The last thing we discussed in this number theory unit was modulus; another supposedly “advanced” mathematical standard. I definitely did not learn modulus in K-12 education and most do not learn about it in their undergraduate programs either. I started by using the phrase “circular counting”. We had already talked about different base systems in history, so we started this conversation by talking about different base systems in the modern day. At first students struggled, then I started probing them with questions like “hey, what day is it today?” students responded by saying “Tuesday” I told them I didn’t understand. They looked at me confused and I just kept asking them to explain what they meant by “Tuesday”. Finally a student threw a Friends (TV show) quote at me (LOL). “Ms. Shirude, like Joey (Friends character) says, Monday, one day; Tuesday, two day; Wednesday, what? What day?; Thursday, third day!” I laughed and said, “Oooh so Tuesday is the 2nd day? I thought it was the 17th day.” And the kids then realized I was talking about the month and started to see what I was saying! We count in modulus all the time! It’s how we measure time! I’ll give you an example: 15(mod 7) = 1mod (7). How can we understand this practically? Well, let’s say the first of the month starts on a Wednesday & there is an event that’s happening on the 15th. What day of the week will the event be held on? Well, each week has 7 days (mod 7), 2 weeks is 14 days, so we are left with a remainder of 1 or 1(mod 7). So we can safely say that the 15th day of the month is a Thursday without actually taking the time to count it out!
Now you might ask me, what does all this have to do with ethnic studies? You’re sitting here talking about modulus and logarithms, that’s just math… And this is my point exactly. Whenever we talk about centering our focus on our students, and specifically students of color, white supremacy gets in the way and fools us into believing that we must somehow stop talking about “advanced” math or “theoretical knowledge” because all “those kids” want is practical applications or easier math to just graduate. And no, these statements did not come from some horrible outright racist people.
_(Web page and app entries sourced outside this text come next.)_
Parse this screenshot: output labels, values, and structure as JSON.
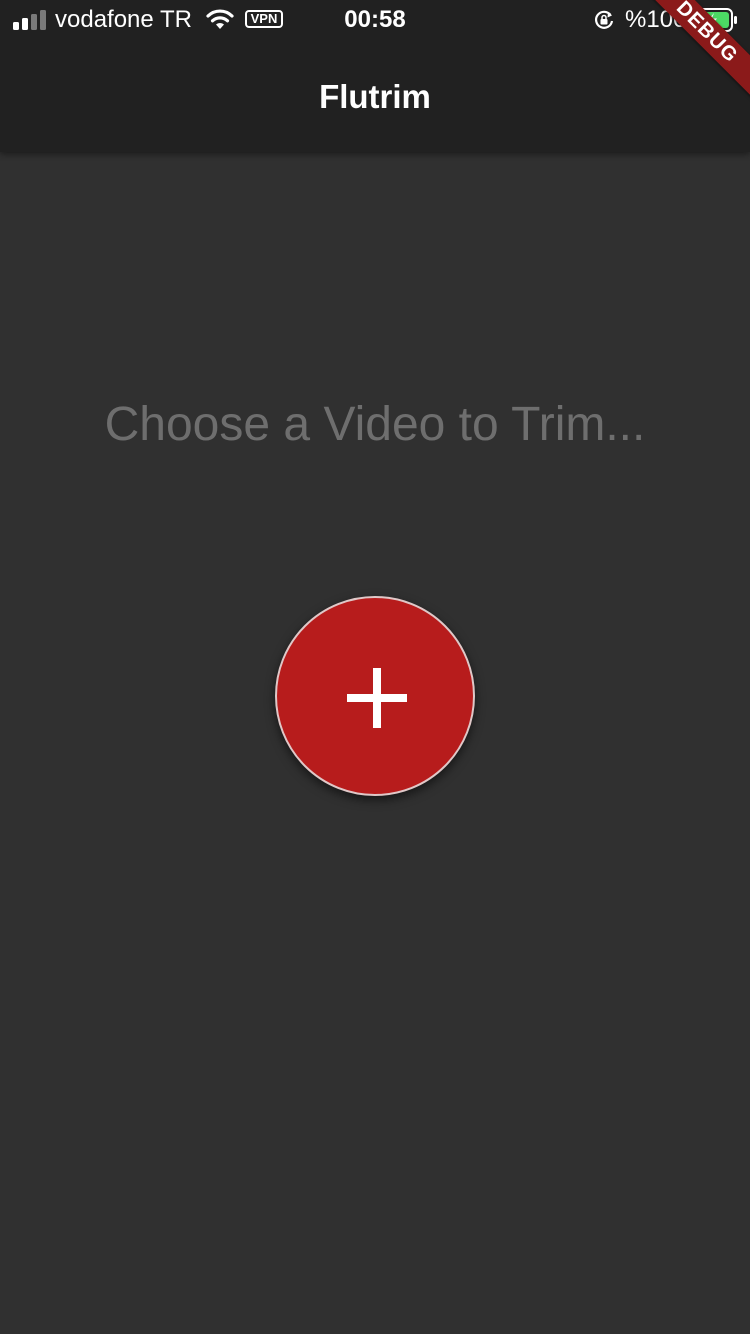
{
  "status_bar": {
    "carrier": "vodafone TR",
    "vpn_label": "VPN",
    "time": "00:58",
    "battery_percent": "%100",
    "signal_bars_filled": 2,
    "signal_bars_total": 4,
    "icons": [
      "signal-icon",
      "wifi-icon",
      "rotation-lock-icon",
      "battery-charging-icon"
    ]
  },
  "app_bar": {
    "title": "Flutrim"
  },
  "debug_banner": {
    "label": "DEBUG"
  },
  "main": {
    "prompt": "Choose a Video to Trim...",
    "add_button_icon": "plus-icon"
  },
  "colors": {
    "background": "#303030",
    "app_bar": "#212121",
    "accent": "#b71c1c",
    "prompt_text": "#6e6e6e",
    "battery_fill": "#4cd964"
  }
}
These are statements said to me by other educators who care about racial justice and many that are in fact people of color themselves. These are ways in which internalized white supremacy affects our understanding of our own communities. To be completely honest, these are thoughts I had as I entered the career. My first year, I had a colleague who was thoughtful enough to check me one day when I had alluded to this very claim. I have since then worked on dismantling that internalized white supremacy to really see my students for who they are, not what I expect them to be.
Ethnic studies is about more than just multicultural history, it requires us to literally change how we see, think, and feel about the world. Woke math means waking up to see our own internalized white supremacy, waking up to see how we perpetuate white supremacy in our daily engagements in the math classroom, waking up to the idea that the reason the mathematics world is filled with white men is because we have allowed ourselves to believe that only a certain caliber of human (wealthy, white male) is capable of truly understanding how the world functions, thus allowing that caliber of human to control everything.
The key to my success with this unit was changing the narrative of who is a mathematician. Reminding students that they are mathematicians, that their ancestors created the study of mathematics, and the purpose of mathematics is to observe the world and rationalize its mysteries is the work of ethnic studies theme 1: origins, identity, and agency.
I will leave you with this question: how will you dismantle white supremacy norms in your next unit?